▶ [ASSIGNED TASK]
Please work out how many lines below contain the word "JSON", and reply with only that number.

Records drawn from a dataset:
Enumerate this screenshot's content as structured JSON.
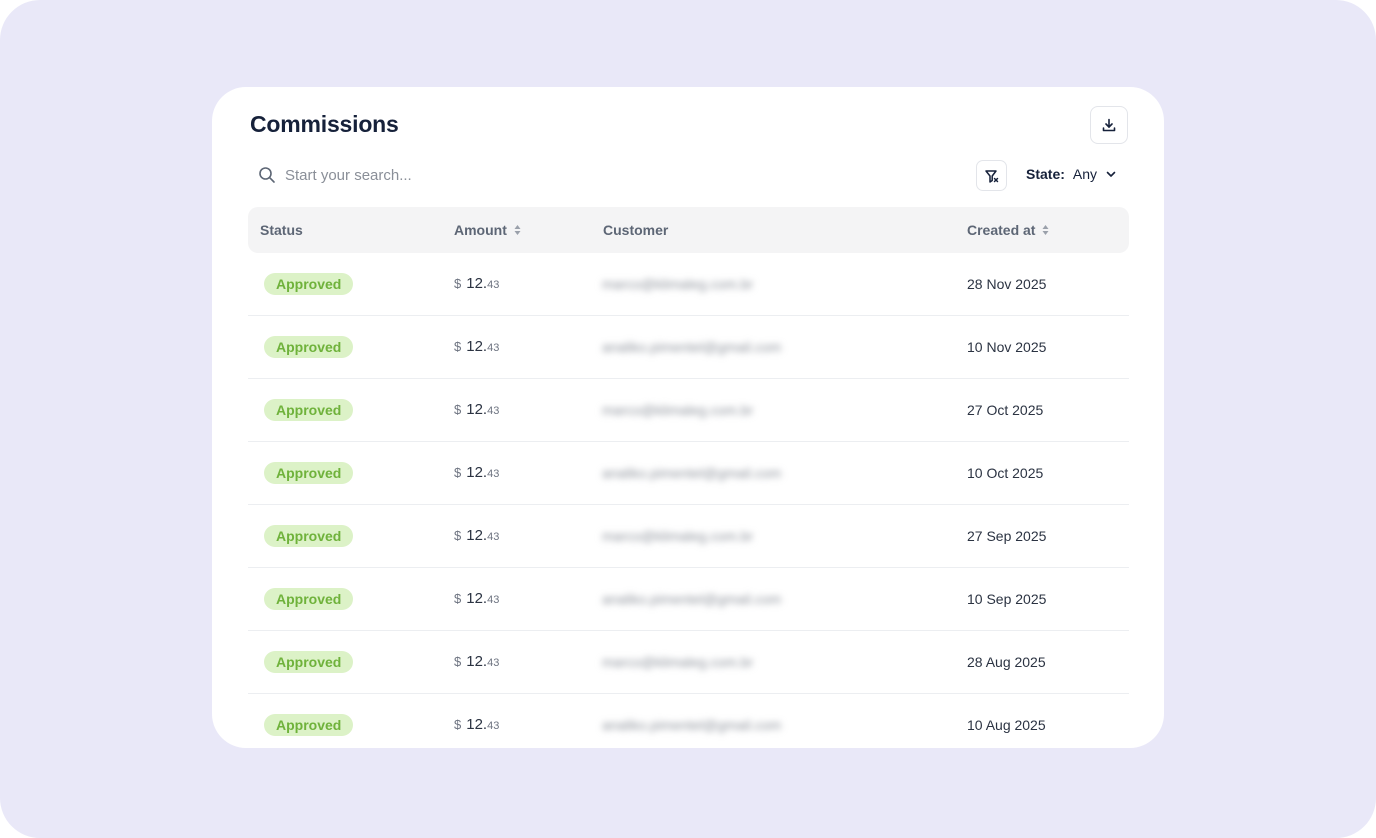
{
  "header": {
    "title": "Commissions",
    "export_icon": "download-icon"
  },
  "search": {
    "placeholder": "Start your search...",
    "value": "",
    "icon": "search-icon"
  },
  "filters": {
    "filter_icon": "filter-clear-icon",
    "state_label": "State:",
    "state_value": "Any",
    "dropdown_icon": "chevron-down-icon"
  },
  "table": {
    "columns": {
      "status": "Status",
      "amount": "Amount",
      "customer": "Customer",
      "created_at": "Created at"
    },
    "rows": [
      {
        "status": "Approved",
        "currency": "$",
        "amount_int": "12.",
        "amount_dec": "43",
        "customer": "marco@klimaleg.com.br",
        "created_at": "28 Nov 2025"
      },
      {
        "status": "Approved",
        "currency": "$",
        "amount_int": "12.",
        "amount_dec": "43",
        "customer": "analiko.pimentel@gmail.com",
        "created_at": "10 Nov 2025"
      },
      {
        "status": "Approved",
        "currency": "$",
        "amount_int": "12.",
        "amount_dec": "43",
        "customer": "marco@klimaleg.com.br",
        "created_at": "27 Oct 2025"
      },
      {
        "status": "Approved",
        "currency": "$",
        "amount_int": "12.",
        "amount_dec": "43",
        "customer": "analiko.pimentel@gmail.com",
        "created_at": "10 Oct 2025"
      },
      {
        "status": "Approved",
        "currency": "$",
        "amount_int": "12.",
        "amount_dec": "43",
        "customer": "marco@klimaleg.com.br",
        "created_at": "27 Sep 2025"
      },
      {
        "status": "Approved",
        "currency": "$",
        "amount_int": "12.",
        "amount_dec": "43",
        "customer": "analiko.pimentel@gmail.com",
        "created_at": "10 Sep 2025"
      },
      {
        "status": "Approved",
        "currency": "$",
        "amount_int": "12.",
        "amount_dec": "43",
        "customer": "marco@klimaleg.com.br",
        "created_at": "28 Aug 2025"
      },
      {
        "status": "Approved",
        "currency": "$",
        "amount_int": "12.",
        "amount_dec": "43",
        "customer": "analiko.pimentel@gmail.com",
        "created_at": "10 Aug 2025"
      }
    ]
  },
  "colors": {
    "backdrop": "#e9e8f8",
    "approved_bg": "#dcf2c7",
    "approved_text": "#6fb23b",
    "title": "#16213a"
  }
}
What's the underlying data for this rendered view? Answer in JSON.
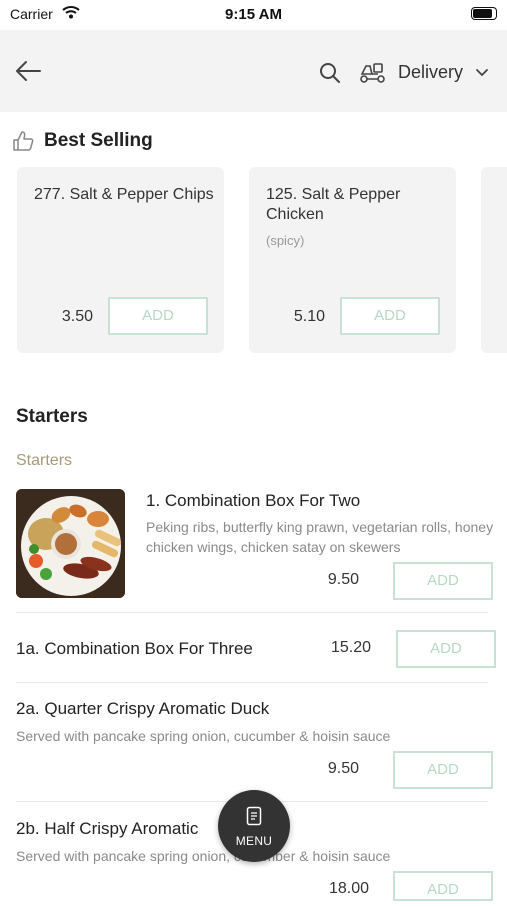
{
  "status_bar": {
    "carrier": "Carrier",
    "time": "9:15 AM"
  },
  "header": {
    "delivery_label": "Delivery"
  },
  "best_selling": {
    "title": "Best Selling",
    "items": [
      {
        "name": "277. Salt & Pepper Chips",
        "subtitle": "",
        "price": "3.50",
        "add_label": "ADD"
      },
      {
        "name": "125. Salt & Pepper Chicken",
        "subtitle": "(spicy)",
        "price": "5.10",
        "add_label": "ADD"
      }
    ]
  },
  "starters": {
    "title": "Starters",
    "subtitle": "Starters",
    "items": [
      {
        "name": "1. Combination Box For Two",
        "description": "Peking ribs, butterfly king prawn, vegetarian rolls, honey chicken wings, chicken satay on skewers",
        "price": "9.50",
        "add_label": "ADD"
      },
      {
        "name": "1a. Combination Box For Three",
        "description": "",
        "price": "15.20",
        "add_label": "ADD"
      },
      {
        "name": "2a. Quarter Crispy Aromatic Duck",
        "description": "Served with pancake spring onion, cucumber & hoisin sauce",
        "price": "9.50",
        "add_label": "ADD"
      },
      {
        "name": "2b. Half Crispy Aromatic",
        "description": "Served with pancake spring onion, cucumber & hoisin sauce",
        "price": "18.00",
        "add_label": "ADD"
      }
    ]
  },
  "menu_button": {
    "label": "MENU"
  },
  "colors": {
    "header_bg": "#f3f3f3",
    "add_border": "#c8e2d3",
    "add_text": "#b6d8c4",
    "subtitle_accent": "#a89a79",
    "fab_bg": "#333333"
  }
}
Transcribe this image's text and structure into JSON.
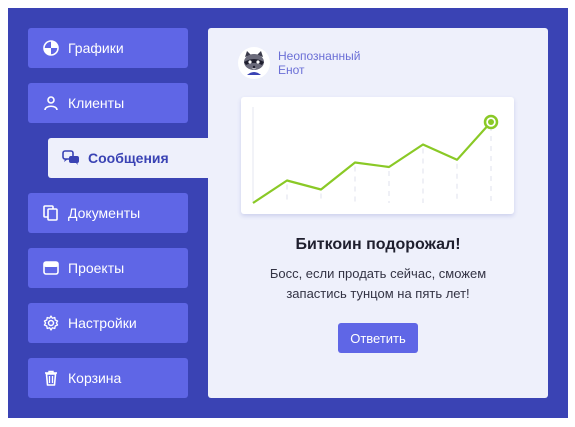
{
  "sidebar": {
    "items": [
      {
        "label": "Графики",
        "icon": "pie-chart-icon",
        "active": false
      },
      {
        "label": "Клиенты",
        "icon": "user-icon",
        "active": false
      },
      {
        "label": "Сообщения",
        "icon": "chat-bubbles-icon",
        "active": true
      },
      {
        "label": "Документы",
        "icon": "documents-icon",
        "active": false
      },
      {
        "label": "Проекты",
        "icon": "folder-icon",
        "active": false
      },
      {
        "label": "Настройки",
        "icon": "gear-icon",
        "active": false
      },
      {
        "label": "Корзина",
        "icon": "trash-icon",
        "active": false
      }
    ]
  },
  "message": {
    "sender_name": "Неопознанный Енот",
    "avatar_icon": "raccoon-avatar",
    "headline": "Биткоин подорожал!",
    "body": "Босс, если продать сейчас, сможем запастись тунцом на пять лет!",
    "reply_label": "Ответить"
  },
  "chart_data": {
    "type": "line",
    "x": [
      0,
      1,
      2,
      3,
      4,
      5,
      6,
      7
    ],
    "series": [
      {
        "values": [
          0,
          25,
          15,
          45,
          40,
          65,
          48,
          90
        ]
      }
    ],
    "ylim": [
      0,
      100
    ],
    "grid": "dashed vertical",
    "line_color": "#8ac926",
    "highlight_last_point": true
  },
  "colors": {
    "background": "#3a43b4",
    "button": "#5f66e6",
    "panel": "#eef0fb",
    "accent_green": "#8ac926"
  }
}
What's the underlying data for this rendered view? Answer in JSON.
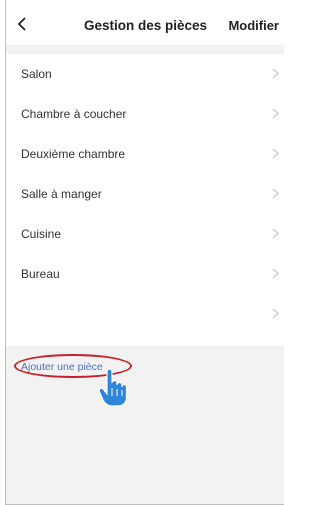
{
  "header": {
    "back_icon": "chevron-left-icon",
    "title": "Gestion des pièces",
    "edit_label": "Modifier"
  },
  "rooms": [
    {
      "label": "Salon"
    },
    {
      "label": "Chambre à coucher"
    },
    {
      "label": "Deuxième chambre"
    },
    {
      "label": "Salle à manger"
    },
    {
      "label": "Cuisine"
    },
    {
      "label": "Bureau"
    },
    {
      "label": ""
    }
  ],
  "add_room": {
    "label": "Ajouter une pièce",
    "highlight_color": "#c8202a",
    "pointer_icon": "hand-pointer-icon"
  },
  "colors": {
    "link": "#4a72c4",
    "background": "#f2f2f2",
    "pointer": "#2f86d8"
  }
}
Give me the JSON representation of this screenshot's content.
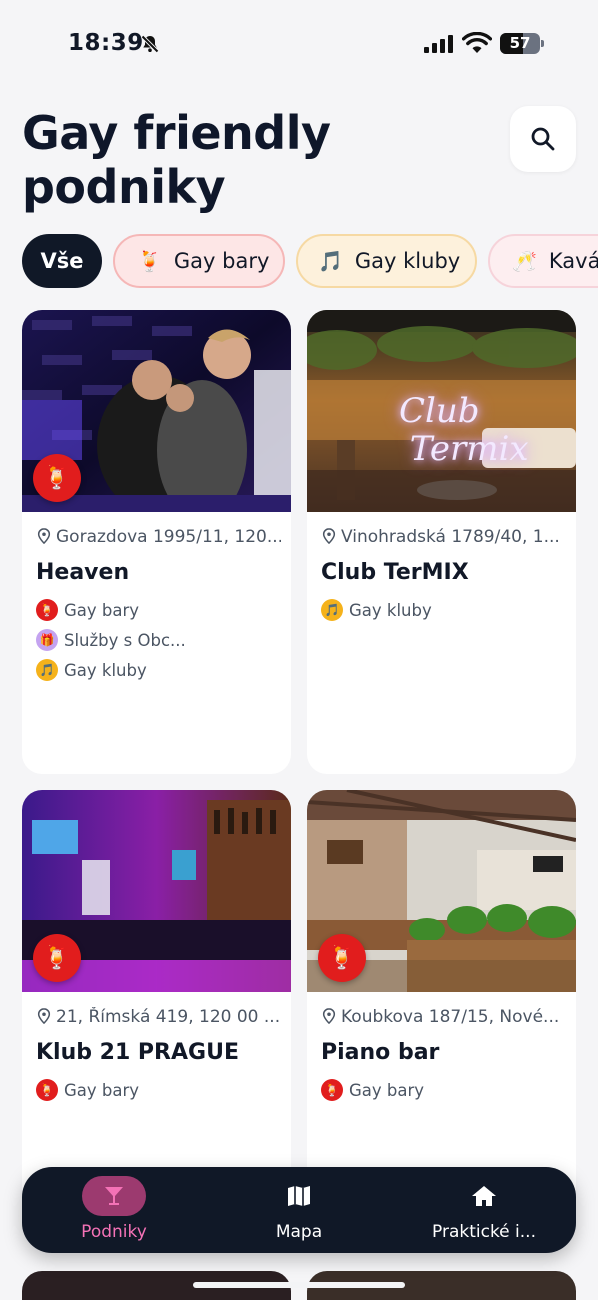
{
  "status_bar": {
    "time": "18:39",
    "battery": "57",
    "battery_level": 0.57
  },
  "header": {
    "title": "Gay friendly podniky"
  },
  "filters": [
    {
      "label": "Vše",
      "icon": "all",
      "selected": true
    },
    {
      "label": "Gay bary",
      "icon": "🍹",
      "selected": false
    },
    {
      "label": "Gay kluby",
      "icon": "🎵",
      "selected": false
    },
    {
      "label": "Kavárny",
      "icon": "🥂",
      "selected": false
    }
  ],
  "venues": [
    {
      "address": "Gorazdova 1995/11, 120...",
      "name": "Heaven",
      "badge_icon": "cocktail-icon",
      "tags": [
        {
          "label": "Gay bary",
          "icon": "🍹"
        },
        {
          "label": "Služby s Obc...",
          "icon": "🎁"
        },
        {
          "label": "Gay kluby",
          "icon": "🎵"
        }
      ]
    },
    {
      "address": "Vinohradská 1789/40, 1...",
      "name": "Club TerMIX",
      "image_text": "Club Termix",
      "tags": [
        {
          "label": "Gay kluby",
          "icon": "🎵"
        }
      ]
    },
    {
      "address": "21, Římská 419, 120 00 ...",
      "name": "Klub 21 PRAGUE",
      "badge_icon": "cocktail-icon",
      "tags": [
        {
          "label": "Gay bary",
          "icon": "🍹"
        }
      ]
    },
    {
      "address": "Koubkova 187/15, Nové...",
      "name": "Piano bar",
      "badge_icon": "cocktail-icon",
      "tags": [
        {
          "label": "Gay bary",
          "icon": "🍹"
        }
      ]
    }
  ],
  "bottom_nav": [
    {
      "label": "Podniky",
      "icon": "cocktail-glass-icon",
      "active": true
    },
    {
      "label": "Mapa",
      "icon": "map-icon",
      "active": false
    },
    {
      "label": "Praktické i...",
      "icon": "home-icon",
      "active": false
    }
  ],
  "colors": {
    "primary_dark": "#101827",
    "accent_pink": "#f472b6",
    "badge_red": "#e11d1d",
    "background": "#f5f5f7"
  }
}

▶ [WORKED SOLUTION]
5